In Hitting the Brakes, Ann Johnson illuminates the complex social, historical, and cultural dynamics of engineering design, in which knowledge communities come together to produce new products and knowledge. Using the development of antilock braking systems for passenger cars as a case study, Johnson shows that the path to invention is neither linear nor top-down, but highly complicated and unpredictable. Individuals, corporations, university research centers, and government organizations informally coalesce around a design problem that is continually refined and redefined as paths of development are proposed and discarded, participants come and go, and information circulates within the knowledge community. Detours, dead ends, and failures feed back into the developmental process, so that the end design represents the convergence of multiple, diverse streams of knowledge.

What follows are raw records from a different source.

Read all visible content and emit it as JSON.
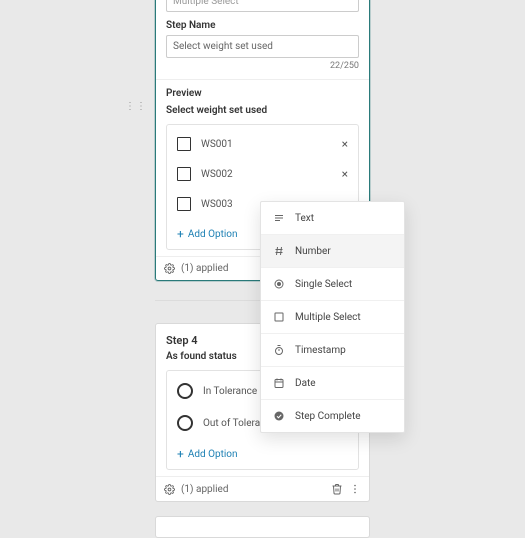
{
  "step3": {
    "type_label": "Multiple Select",
    "name_label": "Step Name",
    "name_value": "Select weight set used",
    "counter": "22/250",
    "preview_label": "Preview",
    "question": "Select weight set used",
    "options": [
      "WS001",
      "WS002",
      "WS003"
    ],
    "add_option": "Add Option",
    "applied": "(1) applied"
  },
  "step4": {
    "title": "Step 4",
    "question": "As found status",
    "options": [
      "In Tolerance",
      "Out of Tolerance"
    ],
    "add_option": "Add Option",
    "applied": "(1) applied"
  },
  "menu": {
    "items": [
      {
        "icon": "text",
        "label": "Text"
      },
      {
        "icon": "number",
        "label": "Number",
        "hover": true
      },
      {
        "icon": "single",
        "label": "Single Select"
      },
      {
        "icon": "multiple",
        "label": "Multiple Select"
      },
      {
        "icon": "timestamp",
        "label": "Timestamp"
      },
      {
        "icon": "date",
        "label": "Date"
      },
      {
        "icon": "complete",
        "label": "Step Complete"
      }
    ]
  }
}
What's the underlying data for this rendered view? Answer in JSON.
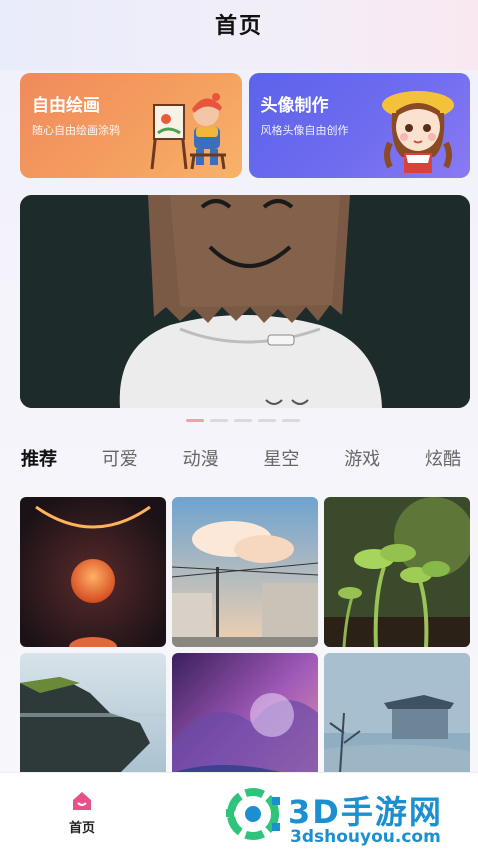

The development of antilock braking systems (ABS) provides an ideal case study for examining the process of engineering design because it presented an array of common difficulties faced by engineers in research and development. ABS did not develop predictably. Research and development took place in both the public and private sectors and involved individuals working in different disciplines, languages, institutions, and corporations. Johnson traces ABS development from its first patents in the 1930s to the successful 1978 market introduction of integrated ABS by Daimler and Bosch. She examines how a knowledge community first formed around understanding the phenomenon of skidding, before it turned its attention to building instruments to measure, model, and prevent cars’ wheels from locking up. While corporations’ accounts of ABS development often present a simple linear story, Hitting the Brakes describes the full social and cognitive complexity and context of engineering design.